Music review: The Quatuor Debussy with Katherine Chi at Library of Congress
The string quartet repertoire is an embarrassment of riches, containing so many lofty peaks that the occasional program of foothills and even flats is not unwelcome. Such was the offering Tuesday at the Library of Congress by the Quatuor Debussy, now in its third decade.
The Lyon-based group has cultivated what I suppose we would call a "typically French" sound. Rather than the warm, deeply upholstered sonority that a German or Italian quartet strives for, the Debussy's sound has almost more air than tone in it - fragrant, evanescent and sighing. Interesting, if (to these ears) limiting.
It didn't matter one way or the other for the opening work, the Quartet No. 2 by Philip Glass. The Quatuor Debussy failed to answer the nagging question posed by virtually every piece from this composer: Why are humans needed to play it?
In Puccini's dolorous "Crisantemi," the sense of world-weary detachment was not completely apt, the suffering held at a distance. Darius Milhaud, who was to the 20th century what Vivaldi was to the 18th, composed at great speed, in ink, to order, in any and all genres. In his typically insouciant Ninth Quartet (of 18), the instantly forgettable melodies spin smoothly out, leaving barely a ripple in their wake. And strangely, it was here, in its central, indigenous repertoire, that the Quatuor Debussy sounded the least competent. Intonation was poor, almost unprofessionally so.
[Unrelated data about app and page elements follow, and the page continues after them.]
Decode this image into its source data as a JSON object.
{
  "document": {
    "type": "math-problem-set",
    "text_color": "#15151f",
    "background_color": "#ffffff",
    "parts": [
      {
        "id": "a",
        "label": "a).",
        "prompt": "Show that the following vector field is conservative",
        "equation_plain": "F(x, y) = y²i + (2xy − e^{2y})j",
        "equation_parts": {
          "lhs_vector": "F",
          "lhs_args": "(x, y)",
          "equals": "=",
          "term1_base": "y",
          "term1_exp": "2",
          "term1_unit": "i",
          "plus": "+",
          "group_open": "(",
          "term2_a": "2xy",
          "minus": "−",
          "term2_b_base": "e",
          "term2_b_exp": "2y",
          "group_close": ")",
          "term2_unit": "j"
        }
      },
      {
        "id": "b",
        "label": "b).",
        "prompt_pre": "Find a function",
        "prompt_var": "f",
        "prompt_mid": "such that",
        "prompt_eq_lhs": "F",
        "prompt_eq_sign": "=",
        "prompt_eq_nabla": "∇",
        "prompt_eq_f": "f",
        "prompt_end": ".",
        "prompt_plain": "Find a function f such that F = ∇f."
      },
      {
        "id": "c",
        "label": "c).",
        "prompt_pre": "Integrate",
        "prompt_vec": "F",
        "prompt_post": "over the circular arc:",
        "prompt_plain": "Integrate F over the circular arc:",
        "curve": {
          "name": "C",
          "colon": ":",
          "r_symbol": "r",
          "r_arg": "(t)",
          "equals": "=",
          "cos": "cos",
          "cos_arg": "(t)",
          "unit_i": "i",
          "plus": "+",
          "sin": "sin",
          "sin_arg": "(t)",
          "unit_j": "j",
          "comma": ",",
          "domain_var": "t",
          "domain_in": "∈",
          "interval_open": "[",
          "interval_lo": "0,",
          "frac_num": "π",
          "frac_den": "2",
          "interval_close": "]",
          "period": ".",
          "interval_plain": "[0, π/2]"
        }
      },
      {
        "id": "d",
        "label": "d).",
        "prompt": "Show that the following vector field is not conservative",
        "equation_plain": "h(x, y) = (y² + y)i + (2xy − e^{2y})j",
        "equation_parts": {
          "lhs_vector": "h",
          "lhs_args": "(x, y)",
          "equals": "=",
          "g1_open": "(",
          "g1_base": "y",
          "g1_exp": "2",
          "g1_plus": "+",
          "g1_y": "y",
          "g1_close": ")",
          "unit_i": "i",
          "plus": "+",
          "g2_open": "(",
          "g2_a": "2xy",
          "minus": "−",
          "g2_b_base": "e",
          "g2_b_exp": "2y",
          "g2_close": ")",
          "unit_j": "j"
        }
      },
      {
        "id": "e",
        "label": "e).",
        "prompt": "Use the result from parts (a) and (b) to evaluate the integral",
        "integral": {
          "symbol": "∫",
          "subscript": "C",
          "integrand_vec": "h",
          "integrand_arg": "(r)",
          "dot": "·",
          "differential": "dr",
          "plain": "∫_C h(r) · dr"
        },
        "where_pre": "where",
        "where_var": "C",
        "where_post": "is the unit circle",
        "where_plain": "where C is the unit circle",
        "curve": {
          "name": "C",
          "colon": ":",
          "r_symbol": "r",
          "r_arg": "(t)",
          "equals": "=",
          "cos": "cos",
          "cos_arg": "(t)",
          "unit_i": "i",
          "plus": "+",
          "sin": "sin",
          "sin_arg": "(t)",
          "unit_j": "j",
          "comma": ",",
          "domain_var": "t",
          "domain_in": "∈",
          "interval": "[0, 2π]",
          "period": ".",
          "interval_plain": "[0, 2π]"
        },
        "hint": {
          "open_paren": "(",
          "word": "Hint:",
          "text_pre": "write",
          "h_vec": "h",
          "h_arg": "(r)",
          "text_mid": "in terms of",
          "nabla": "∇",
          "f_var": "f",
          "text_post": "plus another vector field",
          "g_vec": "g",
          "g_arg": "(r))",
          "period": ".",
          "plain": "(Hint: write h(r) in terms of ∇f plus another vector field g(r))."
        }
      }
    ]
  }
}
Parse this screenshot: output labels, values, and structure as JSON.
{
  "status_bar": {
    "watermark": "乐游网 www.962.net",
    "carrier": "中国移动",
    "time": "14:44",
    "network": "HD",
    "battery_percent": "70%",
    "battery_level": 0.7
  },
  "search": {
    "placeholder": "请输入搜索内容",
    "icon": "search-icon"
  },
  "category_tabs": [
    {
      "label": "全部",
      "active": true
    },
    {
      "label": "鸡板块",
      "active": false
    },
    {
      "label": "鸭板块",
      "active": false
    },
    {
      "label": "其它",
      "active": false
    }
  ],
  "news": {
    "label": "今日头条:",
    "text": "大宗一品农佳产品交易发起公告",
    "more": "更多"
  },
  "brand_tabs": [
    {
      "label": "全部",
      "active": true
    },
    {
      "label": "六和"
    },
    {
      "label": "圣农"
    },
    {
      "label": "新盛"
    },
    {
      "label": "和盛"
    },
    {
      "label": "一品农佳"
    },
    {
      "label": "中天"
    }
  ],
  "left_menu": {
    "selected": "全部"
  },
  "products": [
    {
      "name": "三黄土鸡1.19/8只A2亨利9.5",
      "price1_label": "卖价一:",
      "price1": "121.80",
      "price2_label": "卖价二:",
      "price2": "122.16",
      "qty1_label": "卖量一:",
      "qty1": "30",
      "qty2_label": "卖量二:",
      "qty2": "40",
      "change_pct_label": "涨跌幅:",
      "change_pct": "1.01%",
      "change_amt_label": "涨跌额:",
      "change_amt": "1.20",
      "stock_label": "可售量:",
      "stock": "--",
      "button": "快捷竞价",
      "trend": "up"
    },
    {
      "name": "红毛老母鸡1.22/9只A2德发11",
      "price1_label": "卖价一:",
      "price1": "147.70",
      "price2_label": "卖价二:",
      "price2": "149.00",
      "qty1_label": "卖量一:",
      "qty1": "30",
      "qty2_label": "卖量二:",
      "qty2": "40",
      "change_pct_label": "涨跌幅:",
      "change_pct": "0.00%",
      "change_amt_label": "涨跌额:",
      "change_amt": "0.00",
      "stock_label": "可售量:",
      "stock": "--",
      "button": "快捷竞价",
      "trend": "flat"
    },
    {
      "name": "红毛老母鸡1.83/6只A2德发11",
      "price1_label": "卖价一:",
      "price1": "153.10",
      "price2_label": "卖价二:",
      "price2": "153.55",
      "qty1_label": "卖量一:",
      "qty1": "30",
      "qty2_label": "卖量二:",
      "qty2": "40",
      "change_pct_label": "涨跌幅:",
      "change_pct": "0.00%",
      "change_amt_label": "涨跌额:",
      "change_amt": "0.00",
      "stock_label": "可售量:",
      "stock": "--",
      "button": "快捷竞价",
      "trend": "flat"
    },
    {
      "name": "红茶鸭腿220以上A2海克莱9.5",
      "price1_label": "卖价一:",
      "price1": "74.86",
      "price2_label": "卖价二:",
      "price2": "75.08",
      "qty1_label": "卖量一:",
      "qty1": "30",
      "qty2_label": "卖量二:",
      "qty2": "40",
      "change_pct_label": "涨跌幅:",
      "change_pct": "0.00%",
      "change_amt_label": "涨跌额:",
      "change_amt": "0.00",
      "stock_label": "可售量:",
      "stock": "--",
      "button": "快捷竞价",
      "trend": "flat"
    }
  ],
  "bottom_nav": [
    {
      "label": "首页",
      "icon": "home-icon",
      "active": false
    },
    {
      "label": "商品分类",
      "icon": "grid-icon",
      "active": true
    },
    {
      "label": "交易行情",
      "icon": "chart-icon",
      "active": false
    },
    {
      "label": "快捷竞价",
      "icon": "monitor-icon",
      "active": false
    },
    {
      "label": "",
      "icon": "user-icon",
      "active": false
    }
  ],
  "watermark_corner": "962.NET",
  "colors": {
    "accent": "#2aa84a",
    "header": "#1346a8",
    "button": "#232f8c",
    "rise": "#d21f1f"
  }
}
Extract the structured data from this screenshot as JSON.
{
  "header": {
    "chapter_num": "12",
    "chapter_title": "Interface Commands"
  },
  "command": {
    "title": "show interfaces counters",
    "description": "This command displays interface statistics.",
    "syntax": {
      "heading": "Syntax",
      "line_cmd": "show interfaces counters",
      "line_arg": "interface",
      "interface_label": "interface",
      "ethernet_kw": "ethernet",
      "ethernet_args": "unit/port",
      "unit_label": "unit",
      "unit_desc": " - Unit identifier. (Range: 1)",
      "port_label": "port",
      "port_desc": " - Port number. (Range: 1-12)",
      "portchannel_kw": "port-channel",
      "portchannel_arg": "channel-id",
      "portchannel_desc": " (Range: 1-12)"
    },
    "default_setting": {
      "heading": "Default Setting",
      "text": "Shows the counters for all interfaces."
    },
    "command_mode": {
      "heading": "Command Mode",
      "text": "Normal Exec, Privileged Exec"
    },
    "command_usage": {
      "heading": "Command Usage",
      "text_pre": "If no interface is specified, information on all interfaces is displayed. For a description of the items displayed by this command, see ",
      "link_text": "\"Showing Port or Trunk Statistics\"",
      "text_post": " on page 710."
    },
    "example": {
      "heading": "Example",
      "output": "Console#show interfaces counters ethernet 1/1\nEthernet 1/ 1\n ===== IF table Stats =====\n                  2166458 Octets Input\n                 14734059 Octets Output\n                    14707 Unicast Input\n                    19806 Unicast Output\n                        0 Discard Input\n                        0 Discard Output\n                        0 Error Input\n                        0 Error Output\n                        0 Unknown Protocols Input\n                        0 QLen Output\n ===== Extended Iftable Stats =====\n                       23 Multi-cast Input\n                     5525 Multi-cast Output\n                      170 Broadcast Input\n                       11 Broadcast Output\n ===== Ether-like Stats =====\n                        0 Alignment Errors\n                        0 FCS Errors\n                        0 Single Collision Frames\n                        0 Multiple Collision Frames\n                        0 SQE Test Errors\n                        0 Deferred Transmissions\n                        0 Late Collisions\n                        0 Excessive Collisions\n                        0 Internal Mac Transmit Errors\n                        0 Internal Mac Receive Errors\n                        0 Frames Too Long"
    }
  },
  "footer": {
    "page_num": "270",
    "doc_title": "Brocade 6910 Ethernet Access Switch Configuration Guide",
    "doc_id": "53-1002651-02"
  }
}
The very fine Canadian pianist Katherine Chi joined the group for the Franck Piano Quintet. This work treats the strings mostly orchestrally (massed together, opposing the piano), and so there was a sense of easy relaxation as they sawed away. The quintet certainly has its longueurs, but after the Milhaud it sounded profound.
- Robert Battey